I should be used to this by now. After all, the past 3 years have been exactly the same. In 2008 they claimed it was a “freak occurance”, in 2009 they pondered the odds, in 2010 “a record breaking storm”, and this year they finally admit that “weather extremes” are the new norm. Snow, in the Mojave, in April? Sweet! The forecast called for a warm and sunny afternoon. Knowing this last snow of the season wouldn’t stay long I grabbed some munchies, scraped the ice off the windows, and headed out to explore the Cerbats. My first stop was the Chloride general store in search of a refill for my now cold coffee—no joy. “Sarsaparilla?” The shopkeeper looks at me with confusion. I settle for a Weinhard’s root beer and wonder to myself if the previous owner is enjoying his retirement. Soda in hand I wander the streets of the old mining town, snapping photos of snow-covered relics and watching the sun come out. From Chloride I pushed east in search of some landmark called “The Mural.” Just outside of town the first in a series of prominent markers led the way.
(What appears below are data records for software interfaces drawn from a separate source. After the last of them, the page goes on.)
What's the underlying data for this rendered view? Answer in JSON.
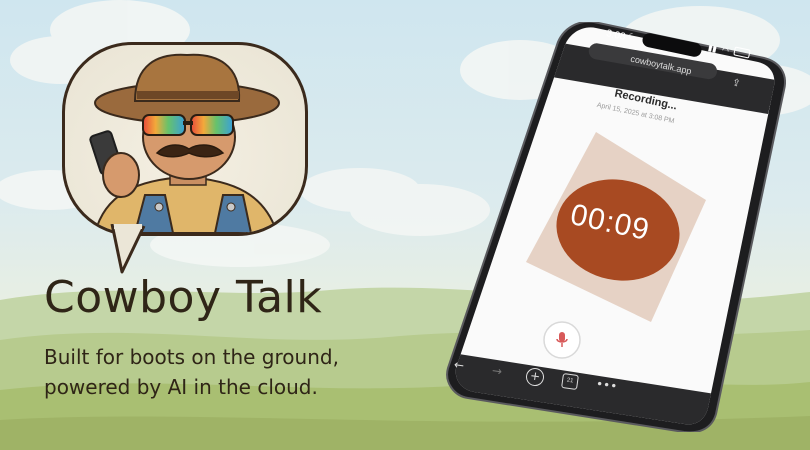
{
  "hero": {
    "title": "Cowboy Talk",
    "tagline_line1": "Built for boots on the ground,",
    "tagline_line2": "powered by AI in the cloud."
  },
  "phone": {
    "status_time": "3:08",
    "url": "cowboytalk.app",
    "recording_label": "Recording...",
    "recording_date": "April 15, 2025 at 3:08 PM",
    "timer": "00:09",
    "tabs_count": "21"
  },
  "colors": {
    "accent": "#a84a22",
    "diamond": "#e3cdbf",
    "text_dark": "#2f2517"
  },
  "icons": [
    "mic-icon",
    "share-icon",
    "back-icon",
    "forward-icon",
    "plus-icon",
    "tabs-icon",
    "more-icon",
    "moon-icon",
    "signal-icon",
    "wifi-icon",
    "battery-icon"
  ]
}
The location of The Mural on this route couldn’t be better: just before the first obstacle on the trail leading up the mountain, and right in front of the perfect air-down spot. I spent the next few minutes checking out how the artwork changes from different angles before a fellow traveler pulled up. He was once a prospector out here, and after a brief conversation I learn that the original Mural is still intact nearby—a mosaic of the old town made up from the glass of broken bottles. I’ll have to come back after the snow has melted and look for it. With the sway bar disconnected and the tires aired down I continued east, climbing quickly over the ice-covered boulders. I didn’t make it very far. At the first switchback the sound of rushing water overpowered the purring of the engine, and I spent the next two hours getting to know the full potential of the Canon S95. I left the waterfall and crested the next ridge, only to be met by a wall of dark clouds and snow. Time and weather had once again lined up perfectly, and the hours spent at the waterfall were just long enough for the last remnant of the snowstorm to… Cerbat Mountains